The next day Matt went scuba diving up at Shark Rock, one of the famous reefs near Koh Tao. Since we were flying home soon we didn’t have time to actually visit Koh Tao, so he just payed the little extra to do the tour from Koh Pha Ngan. We had decided to head to Bangkok that night. The weather turned out to be really good, exactly what you would expect from a tropical island. I spent the day taking a few photos and chilling out by the pool finishing off The Beach as I needed to give it back to Owen before we headed north, as he was heading south toward Malaysia. We also returned our bikes and Mr Sleazy seemed sad that he couldn’t find anything wrong with the bikes to charge us extra for, he was also not impressed when Owen suggested he should pay him back for the tire since he gave it to him with it already flat. Mr Sleazy just replied “I don’t own the roads, it’s not my fault if it goes flat”. Idiot.
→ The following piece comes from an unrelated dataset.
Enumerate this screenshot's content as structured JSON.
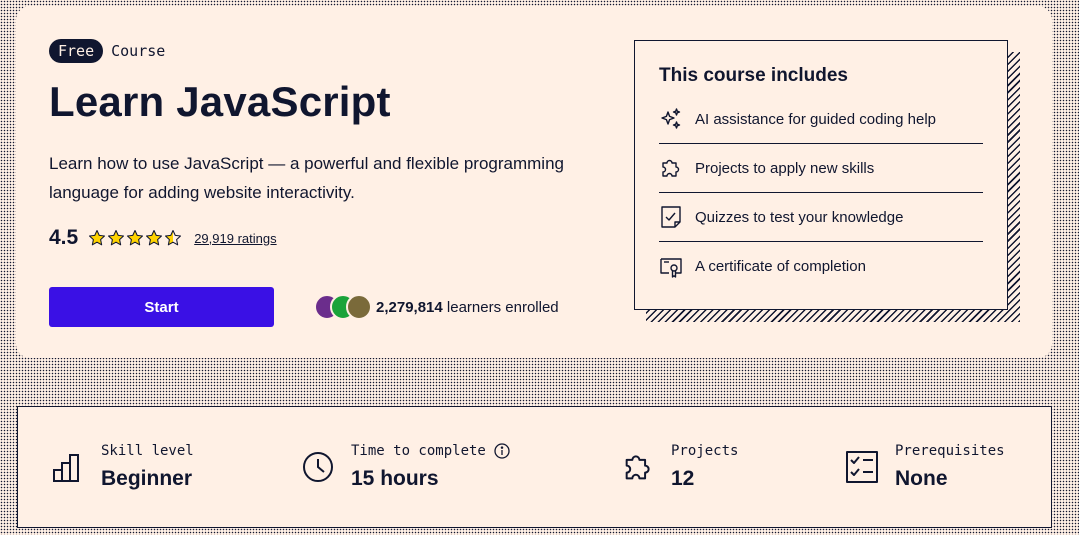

Matt got back form his scuba trip and we I said goodbye to James and Owen. By this point I’d travelled with Owen for close to two months and it was sad to say goodbye without knowing if we would ever meet again. Such is the life of backpacking though. It was a doubly sad moment for me as it finally clicked that my trip was almost over. In 3 nights I was heading back home to Australia. The only thing standing between me and home was an overnight bus and a couple of nights in Bangkok.